Duluth station fakes outdoor parade coverage

Call it a little holiday magic, maybe.

Sharp eyed viewers of Granite Broadcasting’s KBJR-TV, the NBC affiliate in Duluth, Minn., noticed some interesting phenomena going on during the station’s live coverage of the city’s annual “Christmas City of the North” parade — such as the fact the anchors weren’t wearing gloves. Or that their breath didn’t appear visible in the cold air.

Of course, maybe the anchors were under a nice cozy tent with outdoor heaters.

But how does that explain why they are giving off an odd glow? Oh, that’s right, because they’re actually sitting in front of a chroma key wall in a studio, with a live image of the parade keyed in behind them.

“Come on guys. This is Duluth, this is the ‘Christmas City of the North,’ would Santa sit indoors during an elf parade? Does Al Roker sit inside for the Macy’s Thanksgiving parade?
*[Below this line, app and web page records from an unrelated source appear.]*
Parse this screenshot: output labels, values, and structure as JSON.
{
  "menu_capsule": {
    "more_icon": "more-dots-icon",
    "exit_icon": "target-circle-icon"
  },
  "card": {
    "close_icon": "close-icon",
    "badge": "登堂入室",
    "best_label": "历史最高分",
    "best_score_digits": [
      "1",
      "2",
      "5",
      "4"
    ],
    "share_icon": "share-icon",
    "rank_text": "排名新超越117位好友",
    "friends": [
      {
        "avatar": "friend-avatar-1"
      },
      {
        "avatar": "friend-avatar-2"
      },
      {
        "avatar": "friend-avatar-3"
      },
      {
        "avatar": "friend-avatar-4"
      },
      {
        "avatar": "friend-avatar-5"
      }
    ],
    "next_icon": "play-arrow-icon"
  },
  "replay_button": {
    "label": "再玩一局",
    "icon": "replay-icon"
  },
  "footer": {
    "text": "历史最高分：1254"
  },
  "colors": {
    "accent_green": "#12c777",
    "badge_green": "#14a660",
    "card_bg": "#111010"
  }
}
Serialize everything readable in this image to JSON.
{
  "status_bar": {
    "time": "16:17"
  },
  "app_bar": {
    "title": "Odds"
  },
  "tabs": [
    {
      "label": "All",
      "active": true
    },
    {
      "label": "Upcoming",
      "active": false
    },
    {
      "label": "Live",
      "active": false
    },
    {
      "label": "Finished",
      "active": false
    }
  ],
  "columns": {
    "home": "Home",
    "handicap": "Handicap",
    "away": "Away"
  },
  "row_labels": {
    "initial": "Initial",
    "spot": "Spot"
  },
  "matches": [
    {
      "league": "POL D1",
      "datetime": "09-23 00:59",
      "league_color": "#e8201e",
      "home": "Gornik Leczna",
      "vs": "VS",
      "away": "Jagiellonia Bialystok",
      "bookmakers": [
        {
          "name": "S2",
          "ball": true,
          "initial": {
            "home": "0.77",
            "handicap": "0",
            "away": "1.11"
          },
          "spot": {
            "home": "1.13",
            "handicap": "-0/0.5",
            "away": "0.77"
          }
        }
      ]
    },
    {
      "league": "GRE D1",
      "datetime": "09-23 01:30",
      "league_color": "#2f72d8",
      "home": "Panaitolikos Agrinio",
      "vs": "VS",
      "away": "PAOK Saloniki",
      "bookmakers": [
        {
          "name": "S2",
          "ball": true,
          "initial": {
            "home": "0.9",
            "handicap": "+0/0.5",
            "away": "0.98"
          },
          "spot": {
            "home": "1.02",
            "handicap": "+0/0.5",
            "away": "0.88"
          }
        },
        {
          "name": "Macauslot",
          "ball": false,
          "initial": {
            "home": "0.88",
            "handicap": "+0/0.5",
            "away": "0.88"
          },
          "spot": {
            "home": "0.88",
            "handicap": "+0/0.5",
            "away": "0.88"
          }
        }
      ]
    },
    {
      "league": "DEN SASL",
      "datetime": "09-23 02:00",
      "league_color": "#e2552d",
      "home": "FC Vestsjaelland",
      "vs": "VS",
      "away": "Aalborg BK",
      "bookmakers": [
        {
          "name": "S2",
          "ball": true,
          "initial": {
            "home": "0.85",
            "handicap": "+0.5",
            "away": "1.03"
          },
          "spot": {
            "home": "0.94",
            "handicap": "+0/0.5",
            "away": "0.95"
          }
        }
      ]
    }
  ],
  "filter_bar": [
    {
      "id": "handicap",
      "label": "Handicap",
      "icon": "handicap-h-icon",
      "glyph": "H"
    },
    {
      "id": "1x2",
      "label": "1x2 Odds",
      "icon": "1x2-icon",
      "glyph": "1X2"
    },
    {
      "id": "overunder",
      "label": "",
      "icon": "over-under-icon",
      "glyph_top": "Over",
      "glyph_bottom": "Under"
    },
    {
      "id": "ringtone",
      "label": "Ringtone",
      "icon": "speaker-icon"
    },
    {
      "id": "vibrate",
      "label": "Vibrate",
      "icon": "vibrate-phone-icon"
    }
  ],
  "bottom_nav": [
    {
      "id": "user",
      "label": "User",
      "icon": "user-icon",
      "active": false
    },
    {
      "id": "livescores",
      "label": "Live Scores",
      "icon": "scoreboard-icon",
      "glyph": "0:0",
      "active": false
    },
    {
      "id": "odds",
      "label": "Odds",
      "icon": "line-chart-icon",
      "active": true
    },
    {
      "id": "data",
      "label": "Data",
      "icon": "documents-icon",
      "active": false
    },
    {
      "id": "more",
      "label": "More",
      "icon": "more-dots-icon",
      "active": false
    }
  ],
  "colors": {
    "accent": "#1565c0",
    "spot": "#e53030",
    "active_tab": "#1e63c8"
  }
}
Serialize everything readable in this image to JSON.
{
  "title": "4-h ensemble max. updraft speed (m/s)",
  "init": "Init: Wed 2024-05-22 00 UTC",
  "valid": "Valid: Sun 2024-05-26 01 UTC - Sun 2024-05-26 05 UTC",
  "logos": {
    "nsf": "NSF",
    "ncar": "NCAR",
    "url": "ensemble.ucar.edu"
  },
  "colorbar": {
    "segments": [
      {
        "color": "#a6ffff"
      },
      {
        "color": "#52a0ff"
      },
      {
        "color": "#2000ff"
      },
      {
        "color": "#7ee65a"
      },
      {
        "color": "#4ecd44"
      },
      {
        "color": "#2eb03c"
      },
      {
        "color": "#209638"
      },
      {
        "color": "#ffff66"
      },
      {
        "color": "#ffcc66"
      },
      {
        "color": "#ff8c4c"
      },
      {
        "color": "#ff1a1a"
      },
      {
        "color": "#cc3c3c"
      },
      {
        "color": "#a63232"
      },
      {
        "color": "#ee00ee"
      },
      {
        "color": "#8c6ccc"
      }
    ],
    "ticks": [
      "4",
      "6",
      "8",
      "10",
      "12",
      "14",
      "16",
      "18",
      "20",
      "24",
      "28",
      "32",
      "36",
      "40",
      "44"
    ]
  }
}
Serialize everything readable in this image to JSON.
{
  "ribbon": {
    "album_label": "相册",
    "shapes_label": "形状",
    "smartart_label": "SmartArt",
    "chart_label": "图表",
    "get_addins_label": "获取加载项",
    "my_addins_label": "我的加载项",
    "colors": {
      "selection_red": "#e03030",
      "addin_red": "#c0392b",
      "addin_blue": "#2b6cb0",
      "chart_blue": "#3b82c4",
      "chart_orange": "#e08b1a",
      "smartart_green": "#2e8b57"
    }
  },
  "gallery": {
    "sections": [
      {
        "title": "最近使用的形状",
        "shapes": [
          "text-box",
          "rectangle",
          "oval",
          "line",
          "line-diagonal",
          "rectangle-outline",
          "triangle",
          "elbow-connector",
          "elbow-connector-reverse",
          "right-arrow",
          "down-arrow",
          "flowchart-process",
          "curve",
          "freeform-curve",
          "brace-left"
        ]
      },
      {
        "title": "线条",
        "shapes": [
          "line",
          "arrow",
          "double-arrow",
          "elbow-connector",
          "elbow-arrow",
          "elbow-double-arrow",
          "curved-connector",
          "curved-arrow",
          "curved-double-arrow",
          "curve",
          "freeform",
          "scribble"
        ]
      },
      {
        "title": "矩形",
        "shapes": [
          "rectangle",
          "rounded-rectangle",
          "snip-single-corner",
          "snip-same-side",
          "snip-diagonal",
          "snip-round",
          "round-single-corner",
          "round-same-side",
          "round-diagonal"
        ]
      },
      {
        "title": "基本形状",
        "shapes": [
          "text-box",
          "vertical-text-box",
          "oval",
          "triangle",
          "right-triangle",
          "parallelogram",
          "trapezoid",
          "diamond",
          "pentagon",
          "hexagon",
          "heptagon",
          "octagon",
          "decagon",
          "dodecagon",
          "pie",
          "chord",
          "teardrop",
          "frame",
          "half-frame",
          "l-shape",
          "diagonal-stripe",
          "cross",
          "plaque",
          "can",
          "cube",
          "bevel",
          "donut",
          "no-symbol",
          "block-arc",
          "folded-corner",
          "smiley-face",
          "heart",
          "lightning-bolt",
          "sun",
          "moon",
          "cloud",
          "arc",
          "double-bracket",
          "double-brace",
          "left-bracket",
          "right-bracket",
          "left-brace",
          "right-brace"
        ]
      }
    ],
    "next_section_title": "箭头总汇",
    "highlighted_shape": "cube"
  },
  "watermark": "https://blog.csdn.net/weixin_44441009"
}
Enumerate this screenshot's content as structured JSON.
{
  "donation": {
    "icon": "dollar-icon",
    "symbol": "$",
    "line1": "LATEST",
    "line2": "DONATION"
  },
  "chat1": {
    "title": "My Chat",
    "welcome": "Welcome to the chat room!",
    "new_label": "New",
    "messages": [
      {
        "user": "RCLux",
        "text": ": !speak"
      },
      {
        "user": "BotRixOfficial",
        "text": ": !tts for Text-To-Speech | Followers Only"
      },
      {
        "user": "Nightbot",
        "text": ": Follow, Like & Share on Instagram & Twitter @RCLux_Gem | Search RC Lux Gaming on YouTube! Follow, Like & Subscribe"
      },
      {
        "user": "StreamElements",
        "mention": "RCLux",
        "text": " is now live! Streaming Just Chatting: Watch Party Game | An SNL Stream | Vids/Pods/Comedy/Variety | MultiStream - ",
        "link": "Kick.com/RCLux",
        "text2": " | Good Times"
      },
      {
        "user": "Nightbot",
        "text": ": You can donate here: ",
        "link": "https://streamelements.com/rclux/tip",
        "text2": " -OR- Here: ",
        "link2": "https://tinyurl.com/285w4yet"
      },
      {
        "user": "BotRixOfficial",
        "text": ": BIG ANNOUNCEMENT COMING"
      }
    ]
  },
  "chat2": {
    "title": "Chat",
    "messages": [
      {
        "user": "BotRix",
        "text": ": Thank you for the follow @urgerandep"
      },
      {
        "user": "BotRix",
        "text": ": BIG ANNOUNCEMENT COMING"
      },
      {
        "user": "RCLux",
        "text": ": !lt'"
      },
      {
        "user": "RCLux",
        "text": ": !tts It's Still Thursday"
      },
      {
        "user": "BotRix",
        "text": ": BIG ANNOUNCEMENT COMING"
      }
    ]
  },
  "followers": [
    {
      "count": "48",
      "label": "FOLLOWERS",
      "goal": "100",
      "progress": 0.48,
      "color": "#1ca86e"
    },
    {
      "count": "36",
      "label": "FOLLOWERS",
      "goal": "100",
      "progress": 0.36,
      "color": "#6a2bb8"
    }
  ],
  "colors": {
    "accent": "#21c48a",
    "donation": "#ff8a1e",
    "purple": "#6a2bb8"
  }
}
Of course not, so why are hardy Duluth anchors sitting indoors wearing big winter jackets?” wrote Tony Hart on a local radio station’s website.

The station went to great lengths to create the look of a broadcast booth — even sitting the anchors behind a table decked out with holiday bling — but neglected to pay attention to the lighting and key, which made it rather obvious, at least in my eyes, that there was some TV trickery going on here.

Advertisement

This setup reminds me of watching a shuttle launch on WESH-TV from my Orlando, Fla. days. The station opted to project a live feed from the Kennedy Space Center on its on set RP screen, which, especially on close shots, gave the illusion the anchors were reporting from a broadcast tower near the launch pad.

Of course, KBJR-TV’s endeavor wasn’t for hard news per se (such as a shuttle launch) — which is likely the justification station management would give. Yet having your news anchors dress up in what are essentially costumes and digitally inserting them into the actual event they are covering just seems wrong.

Live video feeds onto on set monitors or chroma key are hardly rarities in TV news — but they are typically combined with enough wide shots and other elements to make it clearer that it’s just an visual effect.

That said, it’s always shocking (and a bit entertaining) how easily viewers fall victim to TV tricks such as these — I’ve heard from a surprisingly number of people think that duras (not to mention video walls) are actually windows. Even those weather beauty shots that are often shown behind forecasters confuse some people into thinking their favorite weatherman is mobile.

What do you think? Did KBJR-TV go too far? What about other instances of projecting live video on to on set screens?

Sign up for NewscastStudio's weekly newsletter.Our weekly newsletter delivers the latest broadcast industry news to your inbox including new debuts, case studies, thought leadership and broadcast gear updates.